Jesus answered, “Neither this man nor his parents sinned; he was born blind so that God’s works might be revealed in him.” John 9:3
We often wonder about the problems in our lives. Some seem to be caused by things we do or don’t do. They are our fault. Other problems seem to be a matter of “good genes” or “bad genes.” We simply have to deal with the hand we are dealt and it seems to be no one’s fault in particular. Still other problems are caused by someone else’s actions. Their maliciousness or carelessness causes us pain or trouble.
In John 9, Jesus meets a man who was born blind. People have been blaming him or his parents since the day he was born. Someone must have done something for this to have happened. It must be someone’s fault. We see this tactic used to blame rape victims, blame people who are poor for having no money, and all sorts of other places in our world. If we can blame the victim then knowing they must have done something wrong makes us feel better since as long as we do things “right” we can avoid their fate.
In response to this “blame theology,” Jesus says no one is to blame. It is just the way things are. But these things are a chance for God to work in some way that people don’t expect and a chance to see God at work. People are shocked and offended. But Jesus continues and shows God’s work in the man’s life – his sight is restored.
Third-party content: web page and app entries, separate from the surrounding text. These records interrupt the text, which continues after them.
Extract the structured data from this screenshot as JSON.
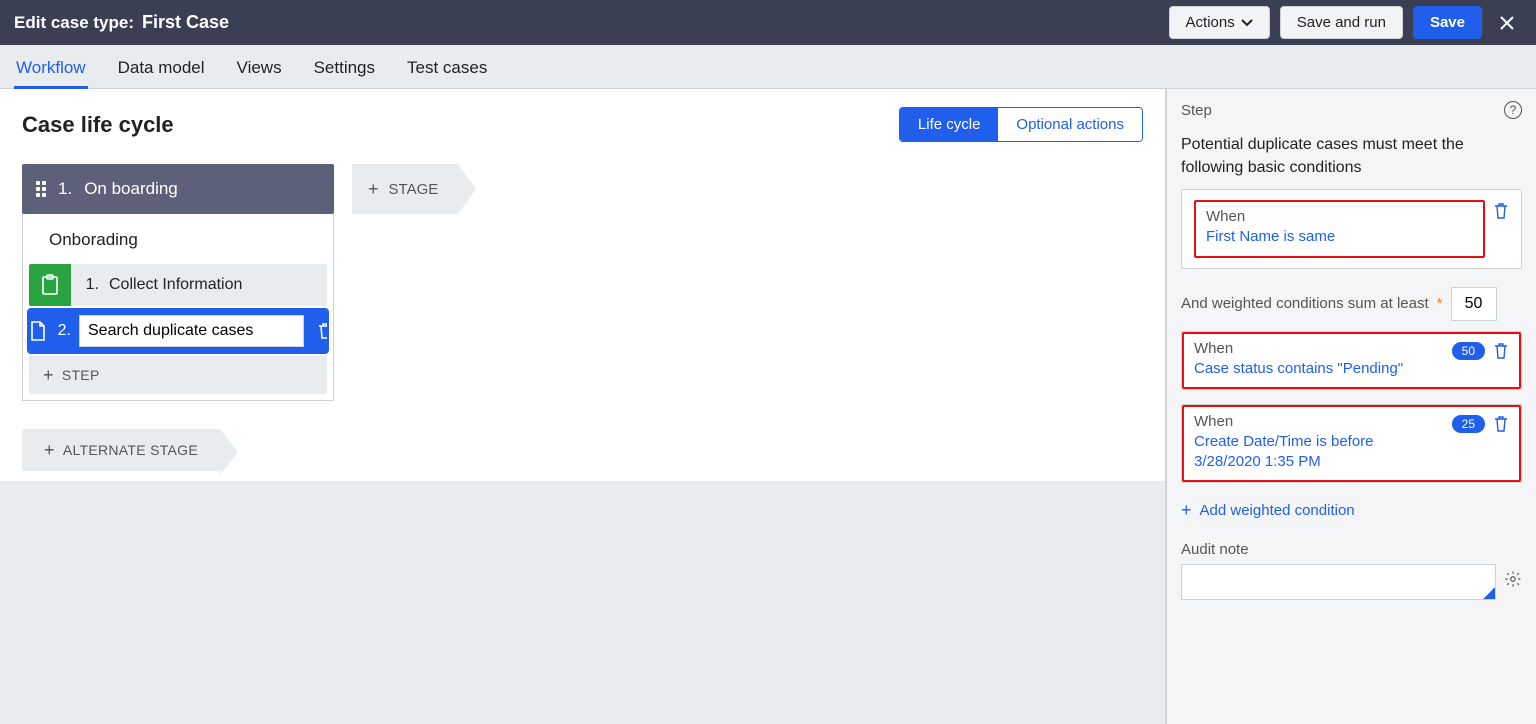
{
  "header": {
    "edit_label": "Edit case type:",
    "case_name": "First Case",
    "actions_label": "Actions",
    "save_run_label": "Save and run",
    "save_label": "Save"
  },
  "tabs": {
    "workflow": "Workflow",
    "data_model": "Data model",
    "views": "Views",
    "settings": "Settings",
    "test_cases": "Test cases"
  },
  "canvas": {
    "title": "Case life cycle",
    "seg_life": "Life cycle",
    "seg_optional": "Optional actions",
    "stage_num": "1.",
    "stage_name": "On boarding",
    "process_name": "Onborading",
    "step1_num": "1.",
    "step1_name": "Collect Information",
    "step2_num": "2.",
    "step2_value": "Search duplicate cases",
    "add_step": "STEP",
    "add_stage": "STAGE",
    "alt_stage": "ALTERNATE STAGE"
  },
  "side": {
    "panel_label": "Step",
    "intro": "Potential duplicate cases must meet the following basic conditions",
    "basic": {
      "when": "When",
      "text": "First Name is same"
    },
    "weighted_label": "And weighted conditions sum at least",
    "weighted_value": "50",
    "w1": {
      "when": "When",
      "text": "Case status contains \"Pending\"",
      "weight": "50"
    },
    "w2": {
      "when": "When",
      "text": "Create Date/Time is before 3/28/2020 1:35 PM",
      "weight": "25"
    },
    "add_weighted": "Add weighted condition",
    "audit_label": "Audit note"
  }
}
What if we would take a step back from our lives and problems? Imagine that the problems you have (every one of them) are not just plights you have caused or received. Imagine that God is trying to work through them and in spite of them. What would be different if you let yourself own your problems in ways that opened you up for God to work. You may not get what you want or expect from God. But every situation is a chance for God to work. If you are willing to be surprised and transformed by whatever may come, God may not always heal you or give you what you want, but God will always be doing something to bring life out of the things that threaten to destroy us.